In the fall of 1908, Robert W. Woodruff, scion of Atlanta businessman and banker Ernest Woodruff, enrolled as a freshman at Emory College, which was still in Oxford, Georgia. His letters home complained of eye strain from reading, leaks in his ceiling, and shortness of funds. By the turn of the calendar to 1909, his prospects at Emory looked bleak. So much so, that the president of the college, James E. Dickey (no relation to the later poet and novelist), wrote to Ernest Woodruff to suggest that a pause in Robert’s studies might refresh him.

Dickey letter to Ernest Woodruff
From Robert W. Woodruff papers, Stuart A. Rose Library

More than a pause that refreshed, of course, this was the end of Robert Woodruff’s collegiate career. He began work shoveling sand at the General Pipe and Foundry Company, then earned several promotions and soon was hired by his father as the purchasing agent for Atlantic Ice and Coal. Robert’s part-time stenographer was William B. Hartsfield, who was studying law and later would become mayor of Atlanta.
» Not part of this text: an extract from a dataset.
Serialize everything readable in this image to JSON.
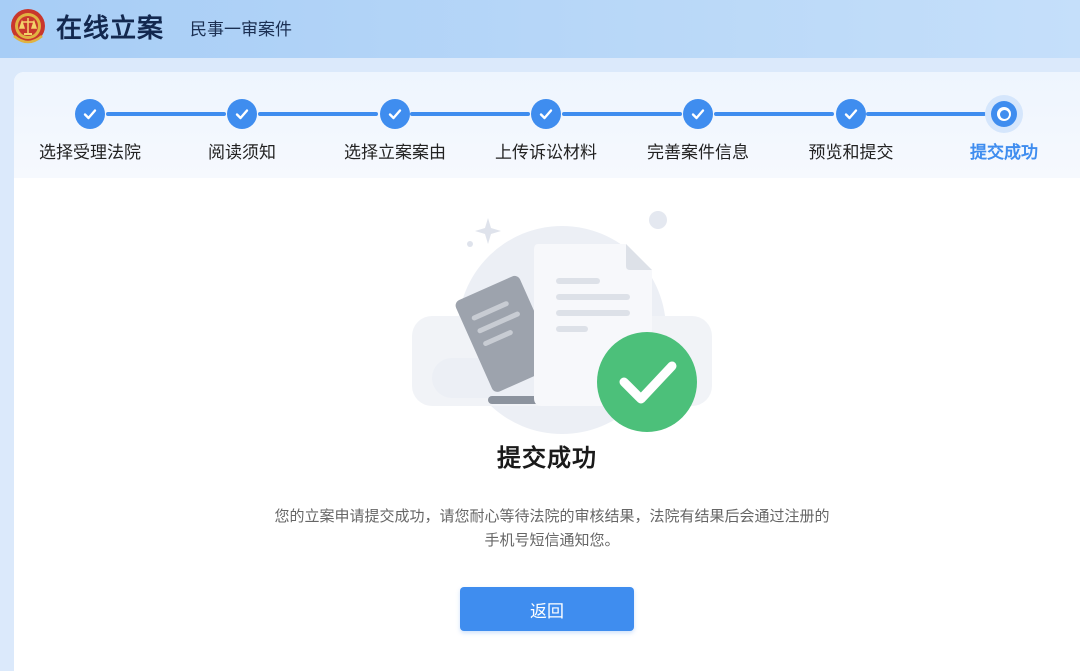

The story of Woodruff’s rise from laborer to head of the Coca-Cola Company has been told many times. Fascinatingly, seven decades after Emory’s president wrote a letter dismissing him from Emory, Robert Woodruff would write to Emory’s president with another aim.

Woodruff letter of November 1979

This letter conveyed $105 million dollars to Emory for unrestricted use. The letter was read to Emory’s board of trustees at their meeting on November 8, 1979, by his younger brother George, an emeritus trustee of the university and the instigator of the idea for the transfer. It was the closing of a circle begun seventy years previously.

Gary Hauk

Amazing how things have changed . . .

This year Emory is observing the centennial of its university charter (replacing the 1836 charter as a college) and celebrating a hundred years of making Atlanta its home town. How to measure change at a place during a century? There are many ways, but one is to look at some numbers at the beginning, midway, and now.

For instance, in 1915 Emory conferred 148 degrees; in 1964-65, 1,136; in 2015, more than 4,600.

In 1915 there were 61 members of the faculty, including 16 in Emory College, which was still in Oxford. There were no endowed professorships. By 1965 the faculty had grown to 200, with twelve endowed Charles Howard Candler Professors and three or four other endowed chairs. This year there are more than 3,000 full-time faculty members, about half of them in the School of Medicine. Nearly 200 faculty members hold endowed professorships.

In 1915 the enrollment of the entire university was 631 students; in 1965 that number had grown to 5,844; this year it is 14,769, with students hailing from more than a hundred countries.

One literally concrete measure of what has happened at Emory since 1965 is all the facilities that did not exist or were not owned by Emory fifty years ago. Here is Emory as it is today.

Emory in 2015

This  map of the main Atlanta campus does not include the Briarcliff property and, of course, the historic and still vibrant campus at Oxford.

Here is the same map indicating all the buildings that Emory has added since 1965.

What's been built since 1965

All of those yellow shapes are buildings that did not exist in 1965. No wonder alumni sometimes don’t recognize the place when they return! If I printed the list here the names of the buildings would number more than fifty—more than one building a year for the past 50 years. And this does not include the new library, science center, and three new residence halls at Oxford (and the new dining hall under way there), or the nine-story hospital bed tower going up on Clifton Road, or the renovation (sometimes twice) of everything that previously existed on both campuses.

What these maps highlight is the increase in scholarly activity, teaching activity, and social activity that makes a university a university.

I’ll include more measures of change in future posts.

Gary Hauk